◆ **MATERIAL TO PROCESS**:
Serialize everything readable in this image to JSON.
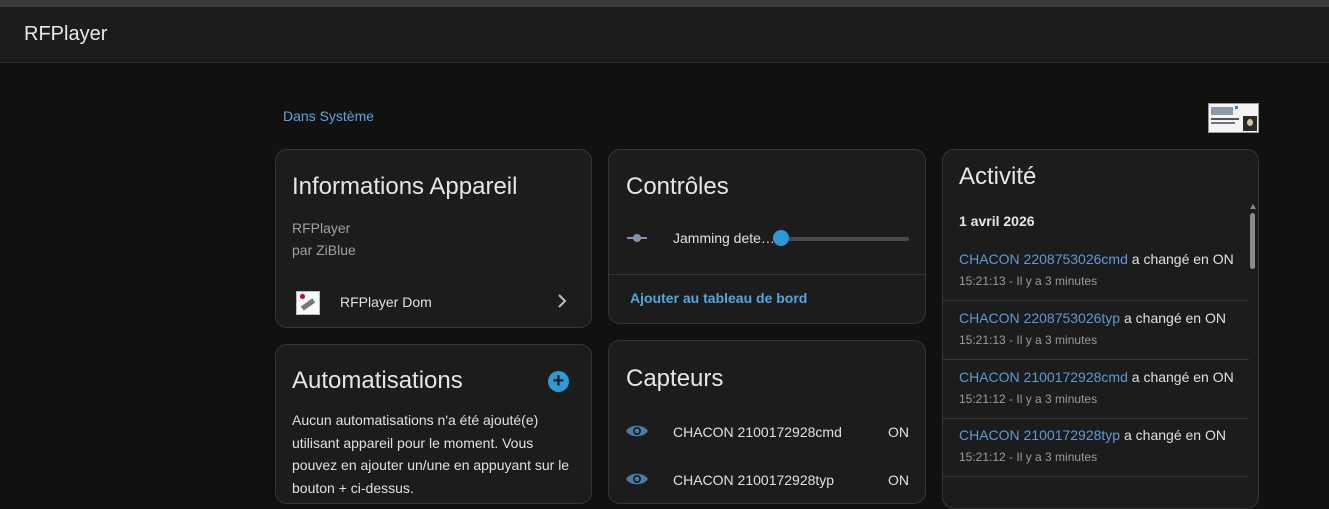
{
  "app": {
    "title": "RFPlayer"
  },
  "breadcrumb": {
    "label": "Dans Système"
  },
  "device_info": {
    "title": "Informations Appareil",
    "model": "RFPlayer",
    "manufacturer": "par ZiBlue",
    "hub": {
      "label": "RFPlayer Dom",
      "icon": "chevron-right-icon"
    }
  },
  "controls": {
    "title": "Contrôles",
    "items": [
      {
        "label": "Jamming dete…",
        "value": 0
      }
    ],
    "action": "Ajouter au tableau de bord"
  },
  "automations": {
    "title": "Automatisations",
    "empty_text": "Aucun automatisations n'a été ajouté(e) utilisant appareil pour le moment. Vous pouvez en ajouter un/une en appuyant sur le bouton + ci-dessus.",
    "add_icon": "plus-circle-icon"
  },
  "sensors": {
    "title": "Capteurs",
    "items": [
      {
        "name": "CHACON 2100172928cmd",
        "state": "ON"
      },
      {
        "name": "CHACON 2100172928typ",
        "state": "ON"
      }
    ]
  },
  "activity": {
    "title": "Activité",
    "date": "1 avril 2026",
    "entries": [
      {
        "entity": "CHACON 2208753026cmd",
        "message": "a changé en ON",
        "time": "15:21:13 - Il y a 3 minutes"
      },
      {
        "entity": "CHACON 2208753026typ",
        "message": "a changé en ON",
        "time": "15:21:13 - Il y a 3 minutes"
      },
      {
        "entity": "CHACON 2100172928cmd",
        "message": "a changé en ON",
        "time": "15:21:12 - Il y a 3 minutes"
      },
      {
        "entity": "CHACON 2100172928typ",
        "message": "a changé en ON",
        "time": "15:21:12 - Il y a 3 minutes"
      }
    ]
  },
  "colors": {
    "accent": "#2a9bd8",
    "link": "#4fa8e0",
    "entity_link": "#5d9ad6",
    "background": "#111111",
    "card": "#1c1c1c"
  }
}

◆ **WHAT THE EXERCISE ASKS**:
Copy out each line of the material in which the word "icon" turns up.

◆ **EXERCISE SOLUTION**:
      "icon": "chevron-right-icon"
    "add_icon": "plus-circle-icon"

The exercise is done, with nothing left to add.